When it comes to delivering high art to several thousand paying customers, LCD Soundsystem are still outpacing the pack. The creative void of five years without touring (and seven years between albums) wasn't near enough time for anyone to catch up to the New York octet's dance grooves, punk intensity, and calculated rock 'n' roll positioning.
Coming into Thursday evening's performance at Roy Wilkins Auditorium in St. Paul, it helped that this year's LCD comeback album, American Dream, wasn't a flop. The record entered the age of augmented reality just as funky, unapologetic, and rich with timely lyrics as their previous genre-spanning works.
On the new, no-wave sendup "Emotional Haircut," frontman James Murphy reminded us, "You’ve got numbers on your phone of the dead that you can’t delete / And you got life-affirming moments in your past that you can't repeat." (On the second point: you can come awfully close if those life-affirming moments are polyrhythmic anthems engineered to make crowds go nuts.)
Stellar records aside, LCD's live show is the thing. (So much so, they made the 2014 live documentary, The Long Goodbye.) The intricate material already sounds like it's difficult to perform, and then they further tweak the songs' DNA onstage. Case in point, the 12-year-old smash "Daft Punk is Playing at My House" got refitted with an entirely new rhythmic chassis, and still purred.
This is Happening highlight "I Can Change" found Murphy capturing his most beautiful vocals of the night. A bit of an anti-frontman, he was dressed in a quality sport jacket and sipping red wine, but never let himself or the rest of us get too comfortable. "You’re gonna lose all the blood in your arms if you hold your phone up the whole time," he half-jokingly admonished a fan at one point.
You could also probably write an entire LCD Soundsystem concert review based upon the blinding morse code of the strobe lights all night long.
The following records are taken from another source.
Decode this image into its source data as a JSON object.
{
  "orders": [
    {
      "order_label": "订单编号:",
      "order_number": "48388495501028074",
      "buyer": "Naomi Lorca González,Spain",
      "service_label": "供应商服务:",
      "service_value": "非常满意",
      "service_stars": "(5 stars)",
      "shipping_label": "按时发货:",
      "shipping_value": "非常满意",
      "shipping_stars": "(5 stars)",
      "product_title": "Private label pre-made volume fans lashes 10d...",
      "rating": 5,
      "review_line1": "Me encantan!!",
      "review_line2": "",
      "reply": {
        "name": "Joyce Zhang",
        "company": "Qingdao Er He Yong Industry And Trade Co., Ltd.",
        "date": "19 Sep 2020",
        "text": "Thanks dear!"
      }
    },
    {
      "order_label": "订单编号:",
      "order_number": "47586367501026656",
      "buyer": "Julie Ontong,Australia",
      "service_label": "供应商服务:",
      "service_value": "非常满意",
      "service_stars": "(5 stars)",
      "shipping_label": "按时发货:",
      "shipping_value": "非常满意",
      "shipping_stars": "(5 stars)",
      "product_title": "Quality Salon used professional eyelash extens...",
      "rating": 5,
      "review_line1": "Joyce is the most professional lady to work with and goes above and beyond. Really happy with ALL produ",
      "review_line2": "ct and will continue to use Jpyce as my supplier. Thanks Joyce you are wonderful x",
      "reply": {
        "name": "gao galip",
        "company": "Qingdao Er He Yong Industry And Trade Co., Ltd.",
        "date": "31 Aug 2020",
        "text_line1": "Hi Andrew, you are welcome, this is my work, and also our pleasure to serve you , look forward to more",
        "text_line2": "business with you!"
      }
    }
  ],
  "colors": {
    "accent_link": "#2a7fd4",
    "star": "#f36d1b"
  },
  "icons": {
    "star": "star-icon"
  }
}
The American Dream opener "Oh Baby" – featuring a bass line recalling the spooky Twin Peaks theme – set the tone for the repeated sensory overload to come. Whenever a large disco ball painted the Roy in stardust, the room felt huge and intimate at the same time.
As comfortable as Murphy and company seemed performing their new material, breathing new life into the familiar bones of songs came equally naturally. "Get Innocuous!" remained undeniable, four-on-the-floor gold, and drummer Pat Mahoney was completely in the pocket for "Someone Great." The night's closer, Krautrock-meets-Springsteen moment "All My Friends" captured the vibe of a reception at a spare-no-expense wedding.
But of all the night's stadium-sized moments crammed into an auditorium, "Call the Police" was the keeper. The song laid out our country's current fearful state, and the increasing tension between the powerful and the weak ("We don't waste time with love") played out as a fusion of musical styles. Eventually, the frantic energy exploded, and the lights strobed like a ring of cop cars filling up an intersection. Equally horrifying and beautiful, there was no final answer, no resolution, and no way out.
Daft Punk Is Playing at My House
I Can Change
Call the Police
You Wanted a Hit
Change Yr Mind
I Want Your Love (Chic song)
New York, I Love You but You’re Bringing Me Down
Dance Yrself Clean
All My Friends